Goal of the exercise:
From the entries underneath, give the number of lines holding the word "Square", without any other words.

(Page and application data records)

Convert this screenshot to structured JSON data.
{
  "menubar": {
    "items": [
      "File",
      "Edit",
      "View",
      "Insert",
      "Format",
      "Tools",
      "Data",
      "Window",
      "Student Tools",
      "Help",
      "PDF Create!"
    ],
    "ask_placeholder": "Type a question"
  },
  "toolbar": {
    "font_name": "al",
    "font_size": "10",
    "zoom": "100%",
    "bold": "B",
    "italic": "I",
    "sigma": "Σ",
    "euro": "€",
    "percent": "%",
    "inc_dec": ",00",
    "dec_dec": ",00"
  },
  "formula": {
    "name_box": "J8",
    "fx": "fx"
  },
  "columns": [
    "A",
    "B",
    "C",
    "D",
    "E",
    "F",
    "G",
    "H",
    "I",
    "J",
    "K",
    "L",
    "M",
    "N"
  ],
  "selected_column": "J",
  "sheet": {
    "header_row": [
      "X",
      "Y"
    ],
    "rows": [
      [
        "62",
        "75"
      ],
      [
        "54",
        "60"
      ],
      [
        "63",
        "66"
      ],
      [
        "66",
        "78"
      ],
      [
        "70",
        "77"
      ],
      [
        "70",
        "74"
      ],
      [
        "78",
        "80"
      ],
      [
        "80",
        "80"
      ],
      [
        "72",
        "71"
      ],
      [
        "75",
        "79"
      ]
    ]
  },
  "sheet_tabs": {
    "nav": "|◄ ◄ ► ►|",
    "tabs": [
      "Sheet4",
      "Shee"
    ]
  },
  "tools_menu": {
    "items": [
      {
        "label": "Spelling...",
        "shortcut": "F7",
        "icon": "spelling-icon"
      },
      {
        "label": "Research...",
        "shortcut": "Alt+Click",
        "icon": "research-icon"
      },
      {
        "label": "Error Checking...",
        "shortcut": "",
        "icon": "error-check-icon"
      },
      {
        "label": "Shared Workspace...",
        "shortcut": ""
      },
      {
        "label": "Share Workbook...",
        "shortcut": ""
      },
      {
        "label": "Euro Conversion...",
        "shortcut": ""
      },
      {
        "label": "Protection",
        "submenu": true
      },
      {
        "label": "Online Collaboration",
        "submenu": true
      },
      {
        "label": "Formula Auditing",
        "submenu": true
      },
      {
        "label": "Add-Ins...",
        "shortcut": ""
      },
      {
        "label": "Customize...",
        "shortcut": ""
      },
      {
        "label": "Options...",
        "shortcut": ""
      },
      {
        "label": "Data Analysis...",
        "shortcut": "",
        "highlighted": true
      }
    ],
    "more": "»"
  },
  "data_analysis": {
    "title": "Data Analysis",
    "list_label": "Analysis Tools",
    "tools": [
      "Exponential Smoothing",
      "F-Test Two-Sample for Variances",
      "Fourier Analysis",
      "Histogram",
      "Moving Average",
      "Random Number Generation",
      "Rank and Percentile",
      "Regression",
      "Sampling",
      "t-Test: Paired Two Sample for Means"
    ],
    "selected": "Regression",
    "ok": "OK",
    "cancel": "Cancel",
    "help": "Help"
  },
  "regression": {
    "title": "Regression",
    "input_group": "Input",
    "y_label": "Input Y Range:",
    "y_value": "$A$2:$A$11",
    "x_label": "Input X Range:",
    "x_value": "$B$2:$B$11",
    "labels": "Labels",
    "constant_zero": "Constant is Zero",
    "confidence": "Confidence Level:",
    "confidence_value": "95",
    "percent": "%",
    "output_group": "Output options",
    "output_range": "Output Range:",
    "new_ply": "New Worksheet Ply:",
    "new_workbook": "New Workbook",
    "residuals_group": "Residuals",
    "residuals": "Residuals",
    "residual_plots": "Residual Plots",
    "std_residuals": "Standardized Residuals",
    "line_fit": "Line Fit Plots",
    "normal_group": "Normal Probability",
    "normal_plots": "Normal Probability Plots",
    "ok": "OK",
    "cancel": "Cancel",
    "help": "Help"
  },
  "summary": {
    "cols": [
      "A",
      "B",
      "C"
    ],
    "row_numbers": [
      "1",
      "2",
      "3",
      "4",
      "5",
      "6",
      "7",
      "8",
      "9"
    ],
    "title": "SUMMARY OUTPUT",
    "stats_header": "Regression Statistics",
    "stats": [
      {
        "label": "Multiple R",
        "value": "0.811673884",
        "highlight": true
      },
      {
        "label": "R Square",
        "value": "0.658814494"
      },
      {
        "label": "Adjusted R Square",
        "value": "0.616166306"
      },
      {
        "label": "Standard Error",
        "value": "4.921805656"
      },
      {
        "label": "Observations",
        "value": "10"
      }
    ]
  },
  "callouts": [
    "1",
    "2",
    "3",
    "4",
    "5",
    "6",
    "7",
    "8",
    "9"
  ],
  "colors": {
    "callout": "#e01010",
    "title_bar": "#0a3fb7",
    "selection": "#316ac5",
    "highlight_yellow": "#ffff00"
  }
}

Exercise answer:
2